● **Aim of the task**: Go through the data and copy every line in which "label" appears.

Extracted entries section start

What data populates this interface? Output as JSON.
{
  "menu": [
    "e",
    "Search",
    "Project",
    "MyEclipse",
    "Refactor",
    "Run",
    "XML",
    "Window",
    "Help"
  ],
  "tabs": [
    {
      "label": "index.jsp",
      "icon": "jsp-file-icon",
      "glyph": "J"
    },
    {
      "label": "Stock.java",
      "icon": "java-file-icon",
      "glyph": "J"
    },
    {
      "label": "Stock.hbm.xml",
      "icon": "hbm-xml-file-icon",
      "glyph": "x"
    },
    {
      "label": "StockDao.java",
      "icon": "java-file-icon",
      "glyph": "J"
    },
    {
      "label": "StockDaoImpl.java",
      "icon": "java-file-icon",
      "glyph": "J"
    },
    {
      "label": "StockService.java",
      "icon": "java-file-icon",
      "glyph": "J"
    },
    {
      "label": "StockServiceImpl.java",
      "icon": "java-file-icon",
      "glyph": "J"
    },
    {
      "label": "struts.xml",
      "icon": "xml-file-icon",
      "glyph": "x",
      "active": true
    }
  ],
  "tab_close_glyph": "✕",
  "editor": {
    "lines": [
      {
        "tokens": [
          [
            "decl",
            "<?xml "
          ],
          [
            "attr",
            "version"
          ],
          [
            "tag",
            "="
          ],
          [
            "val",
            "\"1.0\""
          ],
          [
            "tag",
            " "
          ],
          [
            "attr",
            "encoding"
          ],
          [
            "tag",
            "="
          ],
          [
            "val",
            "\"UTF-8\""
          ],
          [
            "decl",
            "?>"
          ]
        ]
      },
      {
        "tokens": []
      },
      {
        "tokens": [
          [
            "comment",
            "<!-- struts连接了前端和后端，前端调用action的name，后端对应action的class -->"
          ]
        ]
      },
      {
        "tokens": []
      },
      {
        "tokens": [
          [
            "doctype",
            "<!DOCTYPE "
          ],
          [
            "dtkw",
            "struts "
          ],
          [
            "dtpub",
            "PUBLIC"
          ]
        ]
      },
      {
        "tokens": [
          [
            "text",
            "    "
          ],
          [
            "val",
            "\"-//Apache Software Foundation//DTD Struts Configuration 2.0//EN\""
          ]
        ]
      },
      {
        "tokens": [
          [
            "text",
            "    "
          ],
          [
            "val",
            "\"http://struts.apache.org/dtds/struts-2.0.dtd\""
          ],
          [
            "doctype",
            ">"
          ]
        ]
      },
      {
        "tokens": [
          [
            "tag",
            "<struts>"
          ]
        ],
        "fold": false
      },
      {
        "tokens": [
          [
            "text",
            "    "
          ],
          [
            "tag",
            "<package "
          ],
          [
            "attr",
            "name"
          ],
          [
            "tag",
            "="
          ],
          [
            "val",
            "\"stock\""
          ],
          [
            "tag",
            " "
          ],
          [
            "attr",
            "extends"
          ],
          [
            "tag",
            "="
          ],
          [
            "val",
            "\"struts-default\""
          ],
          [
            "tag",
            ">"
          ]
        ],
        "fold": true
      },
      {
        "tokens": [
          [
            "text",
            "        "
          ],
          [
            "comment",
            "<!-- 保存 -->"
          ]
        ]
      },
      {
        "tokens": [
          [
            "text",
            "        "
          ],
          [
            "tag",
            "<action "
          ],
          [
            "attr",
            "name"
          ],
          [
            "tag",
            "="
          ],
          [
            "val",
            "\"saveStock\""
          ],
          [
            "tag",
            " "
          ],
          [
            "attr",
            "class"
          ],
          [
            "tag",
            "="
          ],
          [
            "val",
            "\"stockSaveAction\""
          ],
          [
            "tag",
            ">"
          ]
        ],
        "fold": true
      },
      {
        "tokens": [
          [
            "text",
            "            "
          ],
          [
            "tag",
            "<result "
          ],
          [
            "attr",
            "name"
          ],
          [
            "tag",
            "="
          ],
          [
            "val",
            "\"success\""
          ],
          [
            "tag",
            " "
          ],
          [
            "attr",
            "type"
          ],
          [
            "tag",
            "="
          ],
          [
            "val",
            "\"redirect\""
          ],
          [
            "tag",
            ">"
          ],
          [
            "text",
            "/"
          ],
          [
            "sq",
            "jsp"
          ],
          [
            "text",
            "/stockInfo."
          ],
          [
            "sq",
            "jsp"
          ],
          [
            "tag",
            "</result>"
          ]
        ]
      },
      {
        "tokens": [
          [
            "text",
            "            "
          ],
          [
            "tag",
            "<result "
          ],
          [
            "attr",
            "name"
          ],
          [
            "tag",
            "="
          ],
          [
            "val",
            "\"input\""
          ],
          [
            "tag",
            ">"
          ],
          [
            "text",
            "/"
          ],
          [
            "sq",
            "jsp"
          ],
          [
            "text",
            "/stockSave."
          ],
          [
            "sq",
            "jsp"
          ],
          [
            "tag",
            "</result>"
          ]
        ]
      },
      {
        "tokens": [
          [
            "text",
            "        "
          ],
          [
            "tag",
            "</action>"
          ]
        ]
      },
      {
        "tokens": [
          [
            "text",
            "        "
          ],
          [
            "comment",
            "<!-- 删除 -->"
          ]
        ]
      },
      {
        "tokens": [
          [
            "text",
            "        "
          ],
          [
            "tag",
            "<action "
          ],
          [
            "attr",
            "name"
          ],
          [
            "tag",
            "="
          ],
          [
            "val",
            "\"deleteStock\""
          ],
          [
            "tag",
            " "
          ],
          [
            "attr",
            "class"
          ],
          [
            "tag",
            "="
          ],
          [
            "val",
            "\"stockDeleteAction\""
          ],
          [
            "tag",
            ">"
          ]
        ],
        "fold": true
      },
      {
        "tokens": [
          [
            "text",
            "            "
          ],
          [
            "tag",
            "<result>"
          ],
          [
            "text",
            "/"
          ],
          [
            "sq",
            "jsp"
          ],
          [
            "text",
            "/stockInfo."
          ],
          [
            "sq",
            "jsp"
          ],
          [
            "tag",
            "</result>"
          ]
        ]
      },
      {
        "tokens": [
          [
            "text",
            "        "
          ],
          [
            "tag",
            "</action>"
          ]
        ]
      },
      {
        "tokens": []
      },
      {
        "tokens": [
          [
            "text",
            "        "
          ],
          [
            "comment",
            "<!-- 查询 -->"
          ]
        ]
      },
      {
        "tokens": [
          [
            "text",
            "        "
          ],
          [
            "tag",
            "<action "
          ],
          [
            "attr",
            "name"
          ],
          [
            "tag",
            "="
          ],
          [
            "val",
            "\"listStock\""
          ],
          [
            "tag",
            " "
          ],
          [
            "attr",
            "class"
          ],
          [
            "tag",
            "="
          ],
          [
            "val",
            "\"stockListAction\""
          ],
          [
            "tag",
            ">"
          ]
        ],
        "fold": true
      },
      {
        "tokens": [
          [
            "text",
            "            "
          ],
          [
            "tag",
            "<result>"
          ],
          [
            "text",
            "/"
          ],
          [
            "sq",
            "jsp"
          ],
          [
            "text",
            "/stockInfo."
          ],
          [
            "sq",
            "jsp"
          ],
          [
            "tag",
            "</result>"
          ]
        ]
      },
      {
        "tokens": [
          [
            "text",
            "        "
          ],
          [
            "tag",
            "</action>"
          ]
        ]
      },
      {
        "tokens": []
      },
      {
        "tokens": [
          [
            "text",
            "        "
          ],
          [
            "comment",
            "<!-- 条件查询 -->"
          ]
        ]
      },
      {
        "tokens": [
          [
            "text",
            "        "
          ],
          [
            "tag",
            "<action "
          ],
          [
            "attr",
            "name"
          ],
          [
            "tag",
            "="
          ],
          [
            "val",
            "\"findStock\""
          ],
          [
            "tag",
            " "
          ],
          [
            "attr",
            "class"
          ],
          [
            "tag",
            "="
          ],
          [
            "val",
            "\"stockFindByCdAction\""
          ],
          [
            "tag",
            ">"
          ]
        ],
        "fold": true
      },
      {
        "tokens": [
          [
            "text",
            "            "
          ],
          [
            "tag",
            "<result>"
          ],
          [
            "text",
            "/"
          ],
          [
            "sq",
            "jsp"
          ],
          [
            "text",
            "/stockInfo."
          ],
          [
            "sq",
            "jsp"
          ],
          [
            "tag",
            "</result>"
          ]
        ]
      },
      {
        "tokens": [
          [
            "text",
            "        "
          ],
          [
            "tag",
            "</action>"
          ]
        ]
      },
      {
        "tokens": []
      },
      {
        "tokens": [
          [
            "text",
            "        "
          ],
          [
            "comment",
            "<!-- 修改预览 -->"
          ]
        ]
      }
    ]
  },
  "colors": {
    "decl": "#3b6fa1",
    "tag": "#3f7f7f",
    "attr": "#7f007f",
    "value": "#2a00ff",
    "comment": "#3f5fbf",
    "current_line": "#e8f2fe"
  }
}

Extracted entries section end

● **Exercise response**:
      "label": "index.jsp",
      "label": "Stock.java",
      "label": "Stock.hbm.xml",
      "label": "StockDao.java",
      "label": "StockDaoImpl.java",
      "label": "StockService.java",
      "label": "StockServiceImpl.java",
      "label": "struts.xml",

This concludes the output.